====== RECORD EXCERPTS ======

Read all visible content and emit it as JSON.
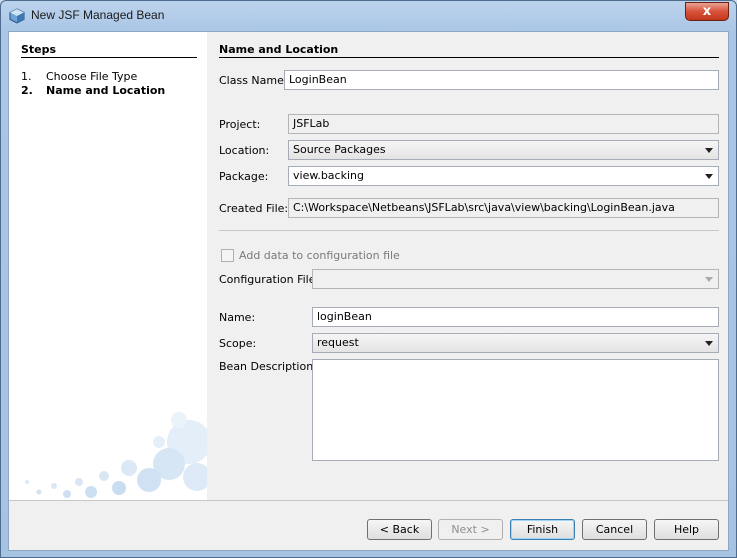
{
  "window": {
    "title": "New JSF Managed Bean",
    "close_label": "x"
  },
  "steps": {
    "title": "Steps",
    "items": [
      {
        "num": "1.",
        "label": "Choose File Type",
        "current": false
      },
      {
        "num": "2.",
        "label": "Name and Location",
        "current": true
      }
    ]
  },
  "form": {
    "section_title": "Name and Location",
    "class_name": {
      "label": "Class Name:",
      "value": "LoginBean"
    },
    "project": {
      "label": "Project:",
      "value": "JSFLab"
    },
    "location": {
      "label": "Location:",
      "value": "Source Packages"
    },
    "package": {
      "label": "Package:",
      "value": "view.backing"
    },
    "created_file": {
      "label": "Created File:",
      "value": "C:\\Workspace\\Netbeans\\JSFLab\\src\\java\\view\\backing\\LoginBean.java"
    },
    "add_config": {
      "label": "Add data to configuration file",
      "checked": false
    },
    "config_file": {
      "label": "Configuration File:",
      "value": ""
    },
    "name": {
      "label": "Name:",
      "value": "loginBean"
    },
    "scope": {
      "label": "Scope:",
      "value": "request"
    },
    "description": {
      "label": "Bean Description:",
      "value": ""
    }
  },
  "buttons": {
    "back": "< Back",
    "next": "Next >",
    "finish": "Finish",
    "cancel": "Cancel",
    "help": "Help"
  }
}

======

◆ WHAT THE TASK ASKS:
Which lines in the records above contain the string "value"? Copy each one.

◆ RESPONSE TO THIS EXERCISE:
      "value": "LoginBean"
      "value": "JSFLab"
      "value": "Source Packages"
      "value": "view.backing"
      "value": "C:\\Workspace\\Netbeans\\JSFLab\\src\\java\\view\\backing\\LoginBean.java"
      "value": ""
      "value": "loginBean"
      "value": "request"
      "value": ""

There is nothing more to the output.